→ **WHAT THE EXERCISE ASKS**
Each line of the records that holds the word "Relatório" should be copied out.

═══ INPUT MATERIAL

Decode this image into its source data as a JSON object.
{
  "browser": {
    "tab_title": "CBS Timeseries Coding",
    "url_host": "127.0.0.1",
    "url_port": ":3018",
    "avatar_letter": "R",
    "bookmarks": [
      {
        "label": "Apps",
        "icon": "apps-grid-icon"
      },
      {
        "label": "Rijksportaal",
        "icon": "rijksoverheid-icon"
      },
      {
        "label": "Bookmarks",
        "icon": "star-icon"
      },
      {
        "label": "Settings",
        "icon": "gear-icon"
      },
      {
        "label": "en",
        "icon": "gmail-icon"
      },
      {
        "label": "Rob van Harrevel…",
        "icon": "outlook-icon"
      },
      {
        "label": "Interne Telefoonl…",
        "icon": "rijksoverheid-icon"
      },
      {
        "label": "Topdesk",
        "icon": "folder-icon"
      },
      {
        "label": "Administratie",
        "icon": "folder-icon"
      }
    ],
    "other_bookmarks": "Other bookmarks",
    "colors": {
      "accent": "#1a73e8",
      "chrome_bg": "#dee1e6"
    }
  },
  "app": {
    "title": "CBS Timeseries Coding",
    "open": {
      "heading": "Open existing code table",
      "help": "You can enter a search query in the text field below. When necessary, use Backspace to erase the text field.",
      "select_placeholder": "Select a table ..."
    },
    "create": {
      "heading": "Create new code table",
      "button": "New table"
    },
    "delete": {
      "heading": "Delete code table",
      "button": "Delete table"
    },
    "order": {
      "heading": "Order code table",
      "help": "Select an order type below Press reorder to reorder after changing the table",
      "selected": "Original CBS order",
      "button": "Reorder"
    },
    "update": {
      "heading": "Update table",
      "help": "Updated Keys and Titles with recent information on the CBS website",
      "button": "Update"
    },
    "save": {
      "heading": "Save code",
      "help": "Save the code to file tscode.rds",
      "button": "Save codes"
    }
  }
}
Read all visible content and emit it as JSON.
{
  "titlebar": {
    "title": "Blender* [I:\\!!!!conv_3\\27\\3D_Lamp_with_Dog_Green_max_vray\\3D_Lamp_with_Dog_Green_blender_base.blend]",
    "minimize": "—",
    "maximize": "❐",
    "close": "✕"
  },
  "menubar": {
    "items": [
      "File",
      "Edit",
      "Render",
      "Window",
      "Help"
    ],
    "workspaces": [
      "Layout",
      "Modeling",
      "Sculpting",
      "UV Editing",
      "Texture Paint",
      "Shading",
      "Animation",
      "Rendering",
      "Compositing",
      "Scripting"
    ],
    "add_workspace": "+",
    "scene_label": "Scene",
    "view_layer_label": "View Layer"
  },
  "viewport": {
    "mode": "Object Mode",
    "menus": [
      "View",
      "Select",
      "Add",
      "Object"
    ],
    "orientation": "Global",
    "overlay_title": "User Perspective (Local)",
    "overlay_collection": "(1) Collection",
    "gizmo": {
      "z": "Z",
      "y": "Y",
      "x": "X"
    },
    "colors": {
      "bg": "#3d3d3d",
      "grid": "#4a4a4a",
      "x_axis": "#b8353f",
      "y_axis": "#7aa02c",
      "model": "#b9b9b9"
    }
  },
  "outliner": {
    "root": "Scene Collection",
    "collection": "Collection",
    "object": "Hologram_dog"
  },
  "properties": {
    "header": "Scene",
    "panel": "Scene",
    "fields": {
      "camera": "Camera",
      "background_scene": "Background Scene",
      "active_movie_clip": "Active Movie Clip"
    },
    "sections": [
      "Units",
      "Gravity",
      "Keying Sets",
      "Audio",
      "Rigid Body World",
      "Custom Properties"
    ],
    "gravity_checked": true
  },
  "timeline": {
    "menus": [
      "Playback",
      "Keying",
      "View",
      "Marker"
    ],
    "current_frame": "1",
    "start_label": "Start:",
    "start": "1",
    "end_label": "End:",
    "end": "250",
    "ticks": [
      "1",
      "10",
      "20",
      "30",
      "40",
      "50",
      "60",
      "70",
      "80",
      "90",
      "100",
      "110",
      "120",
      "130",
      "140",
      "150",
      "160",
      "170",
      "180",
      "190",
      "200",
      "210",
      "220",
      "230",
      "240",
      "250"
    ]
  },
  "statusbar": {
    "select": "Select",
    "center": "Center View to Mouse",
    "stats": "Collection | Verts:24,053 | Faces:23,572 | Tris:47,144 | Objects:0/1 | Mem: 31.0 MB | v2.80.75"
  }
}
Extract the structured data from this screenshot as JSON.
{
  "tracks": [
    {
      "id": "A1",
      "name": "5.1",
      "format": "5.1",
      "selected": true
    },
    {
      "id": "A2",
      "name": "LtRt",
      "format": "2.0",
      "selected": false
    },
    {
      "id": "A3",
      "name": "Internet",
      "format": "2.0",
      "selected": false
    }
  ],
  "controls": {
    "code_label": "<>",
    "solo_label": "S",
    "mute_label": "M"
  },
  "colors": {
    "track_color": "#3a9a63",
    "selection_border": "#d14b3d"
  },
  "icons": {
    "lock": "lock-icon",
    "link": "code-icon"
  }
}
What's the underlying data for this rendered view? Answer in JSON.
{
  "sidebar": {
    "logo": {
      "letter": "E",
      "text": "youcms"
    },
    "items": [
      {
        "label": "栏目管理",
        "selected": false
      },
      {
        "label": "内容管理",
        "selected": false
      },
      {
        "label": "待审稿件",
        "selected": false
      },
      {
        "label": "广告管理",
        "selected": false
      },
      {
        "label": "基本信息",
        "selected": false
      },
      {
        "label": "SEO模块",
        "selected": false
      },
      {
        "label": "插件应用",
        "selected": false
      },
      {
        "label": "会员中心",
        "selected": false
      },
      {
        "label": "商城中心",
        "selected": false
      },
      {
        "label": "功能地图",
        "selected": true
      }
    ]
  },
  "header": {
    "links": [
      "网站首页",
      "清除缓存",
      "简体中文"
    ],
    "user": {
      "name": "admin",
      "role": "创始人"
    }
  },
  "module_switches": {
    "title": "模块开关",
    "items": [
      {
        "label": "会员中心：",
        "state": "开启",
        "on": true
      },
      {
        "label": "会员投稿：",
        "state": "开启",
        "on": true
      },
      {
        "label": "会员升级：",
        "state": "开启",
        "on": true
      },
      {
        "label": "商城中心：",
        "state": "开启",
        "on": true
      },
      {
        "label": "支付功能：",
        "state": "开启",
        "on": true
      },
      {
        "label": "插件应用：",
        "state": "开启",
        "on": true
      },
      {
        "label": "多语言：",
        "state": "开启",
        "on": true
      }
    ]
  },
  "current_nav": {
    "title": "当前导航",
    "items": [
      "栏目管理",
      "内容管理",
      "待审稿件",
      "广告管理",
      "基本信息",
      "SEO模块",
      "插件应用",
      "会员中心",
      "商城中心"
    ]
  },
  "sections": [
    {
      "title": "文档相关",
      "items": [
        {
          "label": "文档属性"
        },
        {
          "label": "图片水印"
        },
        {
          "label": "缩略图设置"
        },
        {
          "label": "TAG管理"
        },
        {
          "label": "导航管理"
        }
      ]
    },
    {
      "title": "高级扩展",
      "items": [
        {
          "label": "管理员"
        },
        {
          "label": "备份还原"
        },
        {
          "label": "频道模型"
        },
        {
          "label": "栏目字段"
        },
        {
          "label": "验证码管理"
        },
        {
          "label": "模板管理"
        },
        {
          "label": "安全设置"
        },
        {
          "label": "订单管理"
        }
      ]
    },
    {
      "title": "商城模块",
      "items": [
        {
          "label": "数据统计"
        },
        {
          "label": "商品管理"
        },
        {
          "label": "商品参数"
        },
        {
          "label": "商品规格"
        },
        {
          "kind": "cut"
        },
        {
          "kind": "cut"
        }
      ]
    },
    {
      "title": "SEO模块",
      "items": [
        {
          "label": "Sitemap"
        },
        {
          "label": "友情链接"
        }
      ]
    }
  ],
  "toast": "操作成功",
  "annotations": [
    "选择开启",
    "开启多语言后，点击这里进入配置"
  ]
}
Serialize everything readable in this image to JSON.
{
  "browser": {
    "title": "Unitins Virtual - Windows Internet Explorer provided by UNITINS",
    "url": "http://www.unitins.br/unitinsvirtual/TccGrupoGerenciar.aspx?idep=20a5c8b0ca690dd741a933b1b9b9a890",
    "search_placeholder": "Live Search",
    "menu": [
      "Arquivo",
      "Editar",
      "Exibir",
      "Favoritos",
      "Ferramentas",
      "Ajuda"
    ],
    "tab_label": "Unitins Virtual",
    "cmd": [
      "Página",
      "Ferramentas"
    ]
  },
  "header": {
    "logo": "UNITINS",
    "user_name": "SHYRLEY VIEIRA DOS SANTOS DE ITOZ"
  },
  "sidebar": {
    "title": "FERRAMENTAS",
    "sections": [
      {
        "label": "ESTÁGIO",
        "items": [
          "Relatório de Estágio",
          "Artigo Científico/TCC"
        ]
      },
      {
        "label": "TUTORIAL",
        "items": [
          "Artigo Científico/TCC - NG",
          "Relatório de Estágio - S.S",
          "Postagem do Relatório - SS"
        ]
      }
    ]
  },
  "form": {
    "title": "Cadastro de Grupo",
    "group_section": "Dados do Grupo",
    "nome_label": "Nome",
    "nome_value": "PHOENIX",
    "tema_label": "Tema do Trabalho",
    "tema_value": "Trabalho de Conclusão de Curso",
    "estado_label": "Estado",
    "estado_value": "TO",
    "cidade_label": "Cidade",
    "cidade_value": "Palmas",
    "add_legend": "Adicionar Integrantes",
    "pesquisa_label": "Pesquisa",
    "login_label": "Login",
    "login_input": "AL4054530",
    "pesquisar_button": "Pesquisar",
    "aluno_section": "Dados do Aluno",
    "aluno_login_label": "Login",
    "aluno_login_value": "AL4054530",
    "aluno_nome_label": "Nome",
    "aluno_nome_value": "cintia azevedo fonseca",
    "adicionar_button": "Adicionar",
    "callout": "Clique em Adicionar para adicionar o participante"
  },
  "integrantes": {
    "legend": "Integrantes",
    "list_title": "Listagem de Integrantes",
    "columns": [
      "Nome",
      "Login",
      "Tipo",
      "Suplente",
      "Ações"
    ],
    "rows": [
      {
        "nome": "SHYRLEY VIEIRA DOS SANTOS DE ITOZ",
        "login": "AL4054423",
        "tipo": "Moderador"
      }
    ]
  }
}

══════

→ **ANSWER TO THIS PROBLEM**
          "Relatório de Estágio",
          "Relatório de Estágio - S.S",
          "Postagem do Relatório - SS"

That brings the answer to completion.